So, what is the cause of this life-sucking, money hungry, monster you ask?
It’s a combination of too many people on the road and one person stepping on their brakes a little too hard. In regards to one person starting a traffic jam, this is known as a Phantom Traffic Jam. Let’s say for instance that a car breaks suddenly on the highway. Suddenly, the car behind it must quickly break to avoid an accident. Then, the drivers to the side must break as well, for safety’s sake. Then the cars behind them must follow suit and break too. This sequence continues to trickle down until, finally, someone is forced to come to a full stop. And presto, you are now stuck in a traffic jam.
Is there a way to alleviate traffic?
According to William Beaty, an engineer from Seattle, traffic can be altered if each person alters their driving habit a little bit. The strategy suggested by Mr. Beaty is simple: leave several cars of space ahead of you and maintain a slow, steady speed. This works for a variety of reasons.
First, if you never have to break, then the person behind you never has to break also. Secondly, providing several cars of space allow for those trying to change lanes to do so. Drivers often unintentionally stop the flow of traffic so they can merge onto the highway, or change lanes in preparation to exit. If you provide enough space, then the need to stop the flow of traffic is averted. Finally, it’s safer. The safer you drive, the less likely an accident is to occur. This entails that traffic can continue to flow without the disruption of a fender-bender, or, at least one caused by you.
Mr. Beaty has tested his theory, first-hand, down the Seattle I-5 many times and has found it successful. It has become so successful that this method of purposeful driving has been coined as ‘jam-absorption driving.’ Several Chinese universities, as well as some Japanese researchers, have conducted studies and proven this technique useful in mitigating traffic.

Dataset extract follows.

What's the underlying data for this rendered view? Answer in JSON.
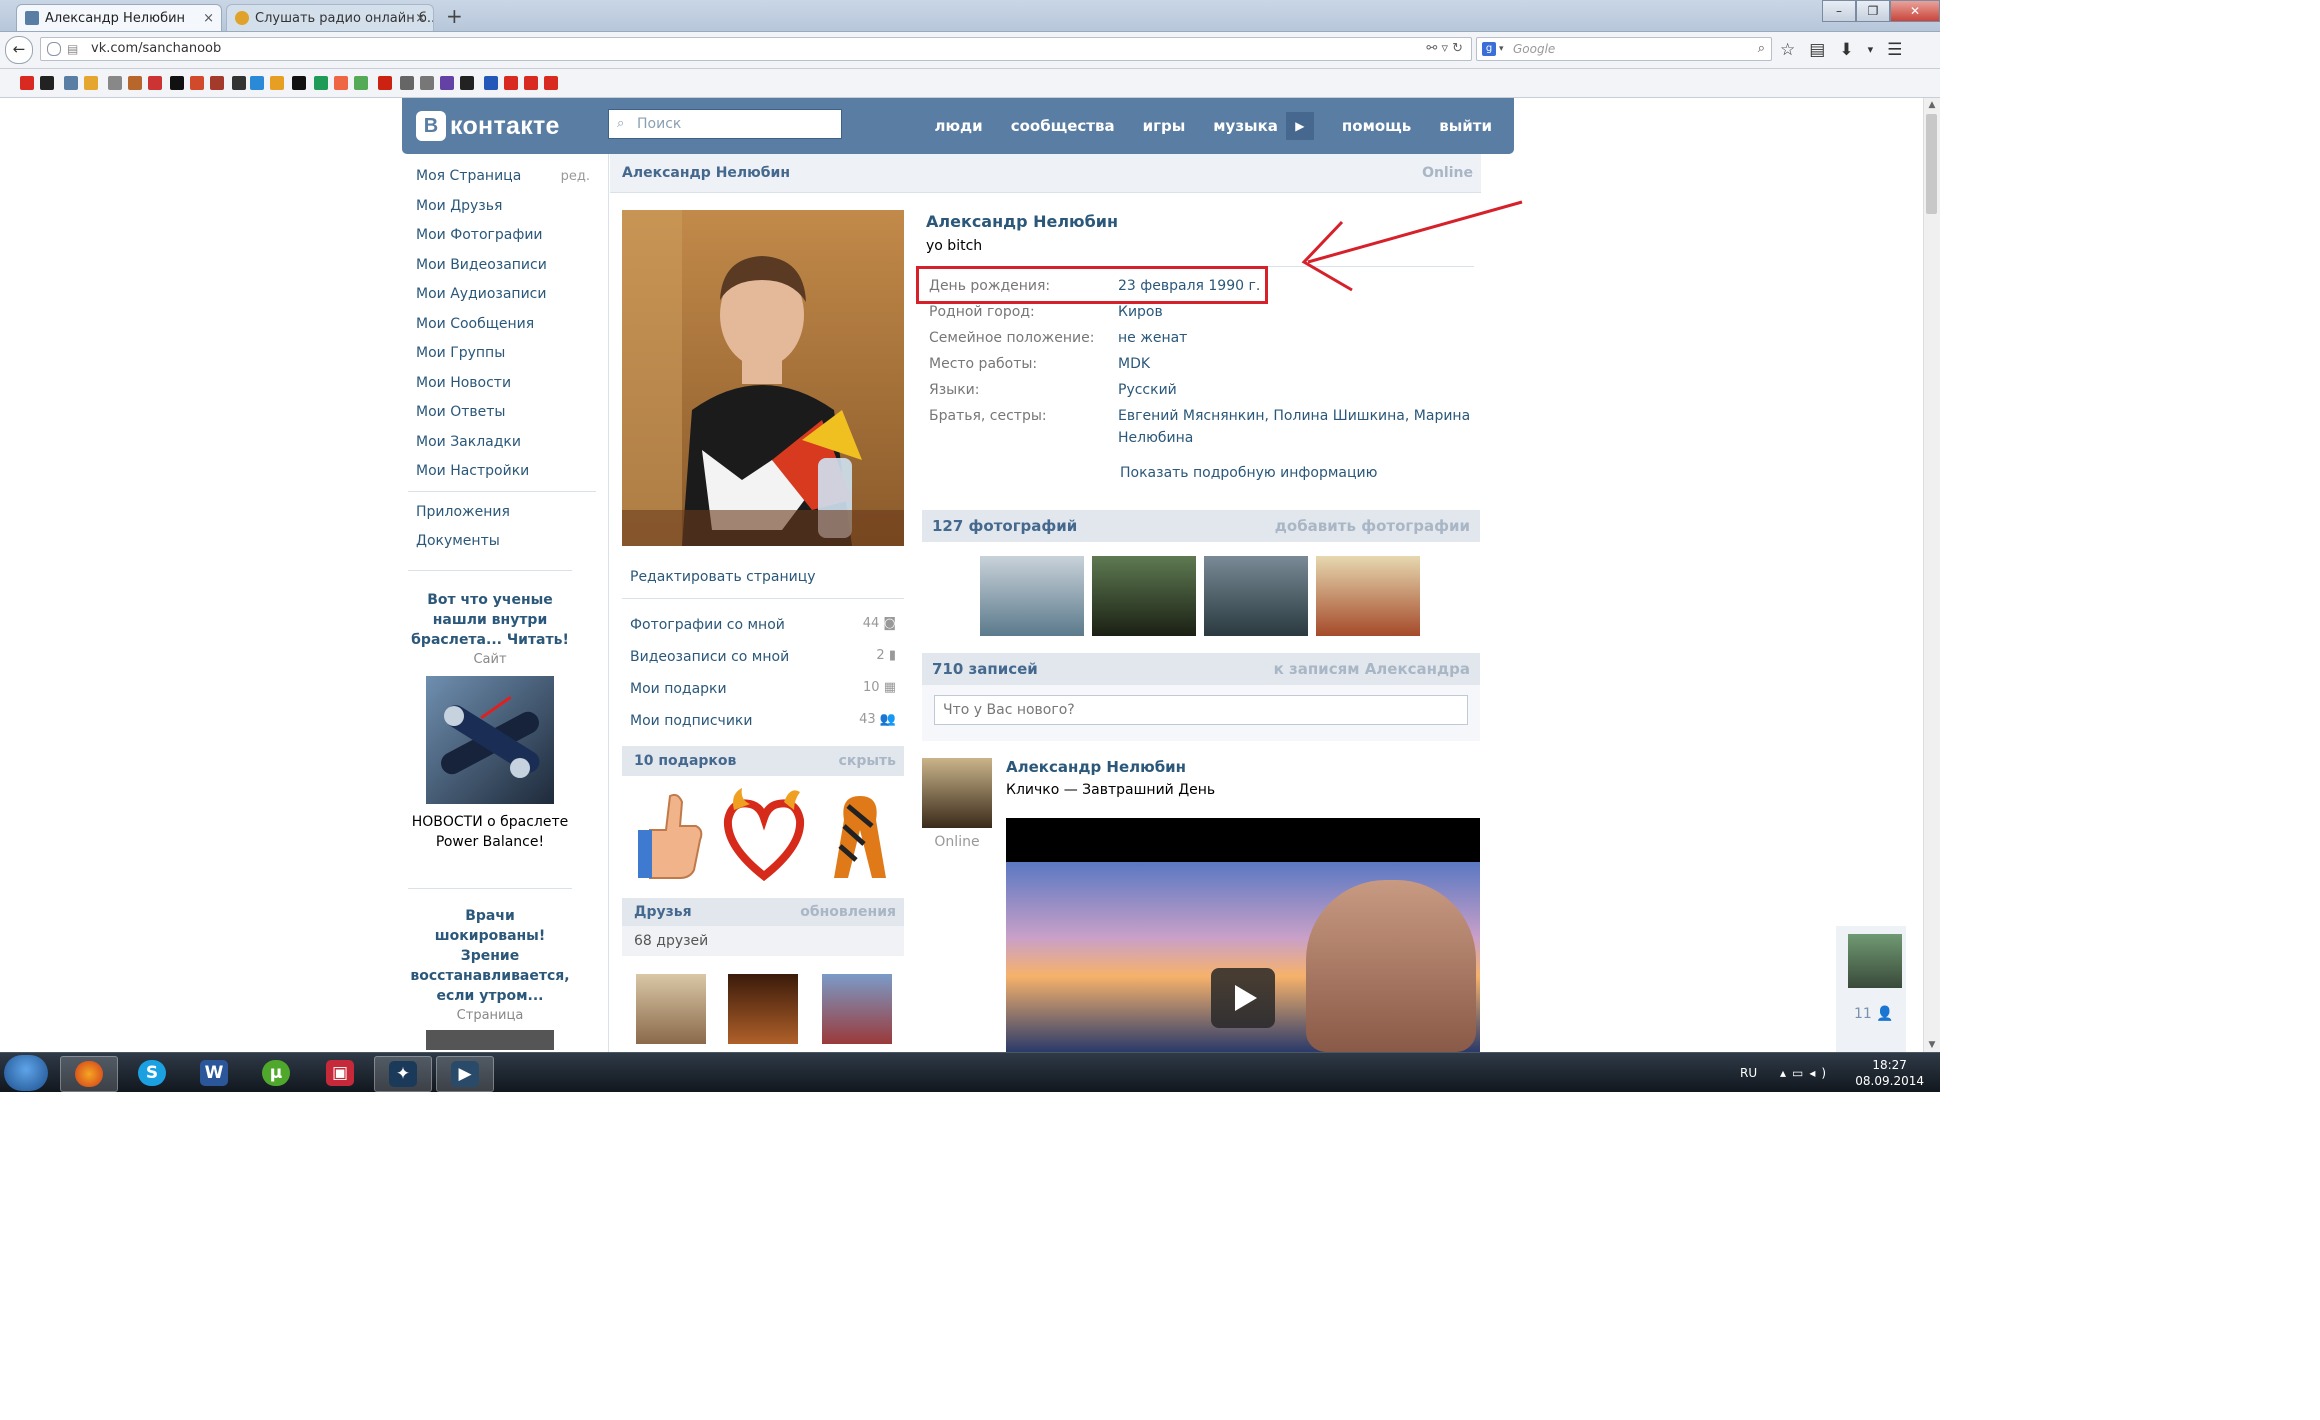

Furthermore, Mr. Beaty suggests that traffic congestion is similar to waves of water. Even the smallest of obstructions, such as a driver suddenly swerving or slowing to gawk at the car that has parked off to the side of the freeway, can trigger a reaction. This reaction causes drivers to hit their brakes, thus assisting in a traffic jam. For more useful driving tips, you can visit William Beaty’s website Traffic Waves. However, this technique will not always be fruitful. In times where roads are merely overloaded, there is no escape. Hopefully, with the future heading towards self-driving cars, these vehicles will be able to sense the location and trajectory of other vehicles and maintain constant speed to ultimately dissolve traffic altogether.
So where might have the worst traffic you ask?
The top 20 Cities with the worst traffic worldwide, as of 2017, include:
- Los Angeles
- New York City
- Sao Paulo
- San Francisco
- Miami, FL
- Washington D.C.
For now, we live with this anomaly as an annoying part of our daily routine. And if you live in any of these top 20 cities with the worst traffic, you know this concept very well.